Why should I bother?
Success is frequently associated with how well you can market not only your business but yourself. And in the continuing era of the ‘who you know’ dominating the ‘what’, the building/fostering of new relationships within your field remains crucial.
Prep good & proper
Consider what you’re trying to achieve before attending the event. Are you trying to broaden your network? Get a new job?
Who is your target audience? Often you can access a list of attendees, at least on a company level, preceding the event–give it a read, and make note of who you’d especially like to talk to.
Pick a tangential niche; sounds very scientific but basically how can you talk about work-related interests without talking directly about work? What interests or hobbies do you have that at least loosely connect to your occupation?
Get that elevator pitch ready and raring to go! An elevator speech is essentially a 15-45 second professional summation of yourself, which should act to spark further conversation. The key elements of any EP are:
- Quick introduction: who are you, and what do you do? Be engaging, hook ‘em in
- Sum up experience/qualifications & career goals: what are your specialisms, what qualifies you as a person to KNOW
- Highlight unique qualities: what shared interests or extensive knowledge area do you share with the individual? What about your job do you LOVE to talk about?
- Ask a question/Ending line to provoke action: For example: “If you have some time, I would love to meet with you in person to hear more about your organization.” Or, you can say something like, “Would you be able to put me in contact with the person in charge of business development so I can tell them more about what I can offer your company?”
During the event
Concision is Key: the shorter your interaction, typically the better. 5-10 minutes is the ideal duration. You’re just trying to spark a connection, and to enable some form of follow up, not make up for decades of never having spoken to them–chill.
Focus on the connection, not the sale. Being all business will irritate people, trust us. Show people throughout that they’re not just another LinkedIn add to your collection; learn about them, actively listen, and be personable.
Break away from your comfort zone. Not to be peak, but if you came with someone else you should probably ditch them (mutually of course) asap–the purpose of networking events is not to cement your friendships or hang out with the people you see everyday.

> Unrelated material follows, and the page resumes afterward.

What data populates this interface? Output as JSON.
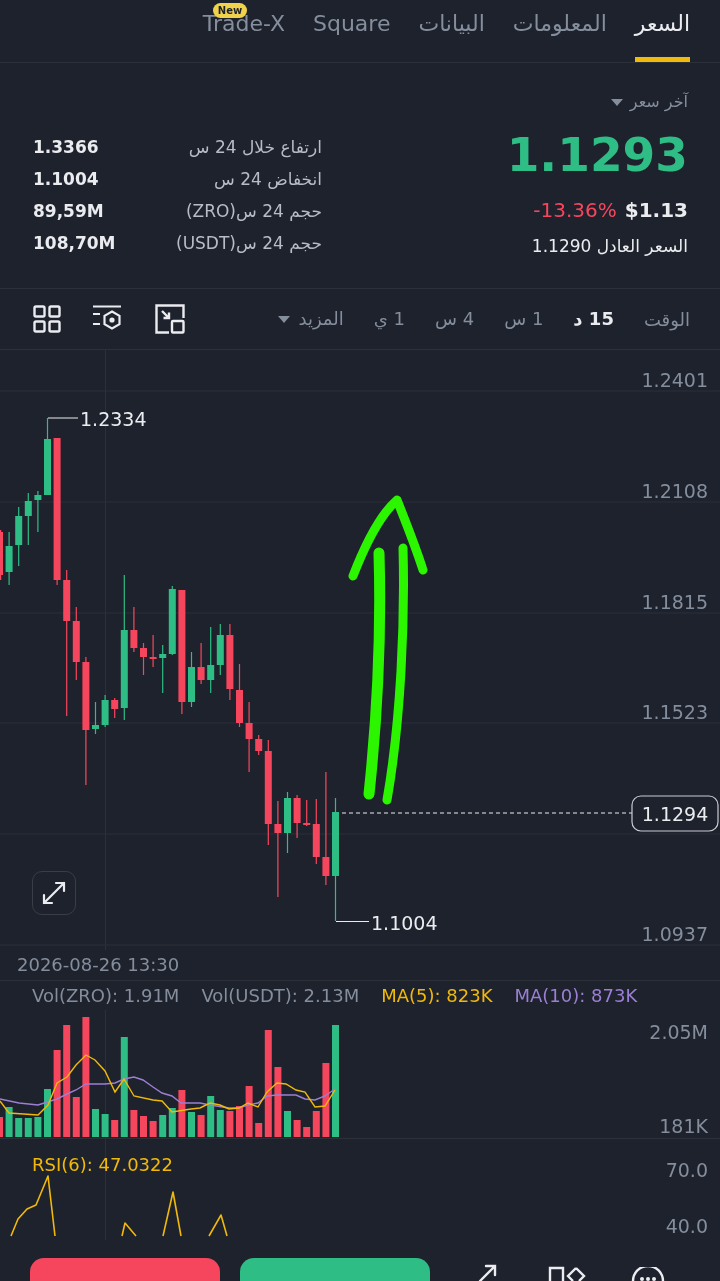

Get chatting, and go it solo.
General social etiquette–makes sense right? Don’t bombard people with your business card, don’t ambush anyone at the entrance or the snack table. Be confident and approachable but not aggressive.
Look for ways to pay it forward. What we mean by this is to look out for opportunities to connect others with shared interests/objectives from the event–”hey, ____, have you had a chance to speak to ____ yet?”. Easy.
It’s not over until it’s over. And those new connections won’t nurture themselves. Ensure you have a solid follow-up plan after making the first impression. Will you add them on LinkedIn with a personalised message? Pop them an email to arrange a coffee or a meeting? Just message them to say ‘It was lovely meeting you at ____ yesterday, hope to catch up again soon.’
What are your tips & tricks for the networking trade? Disagree with any of ours? Share your thoughts over on LinkedIn!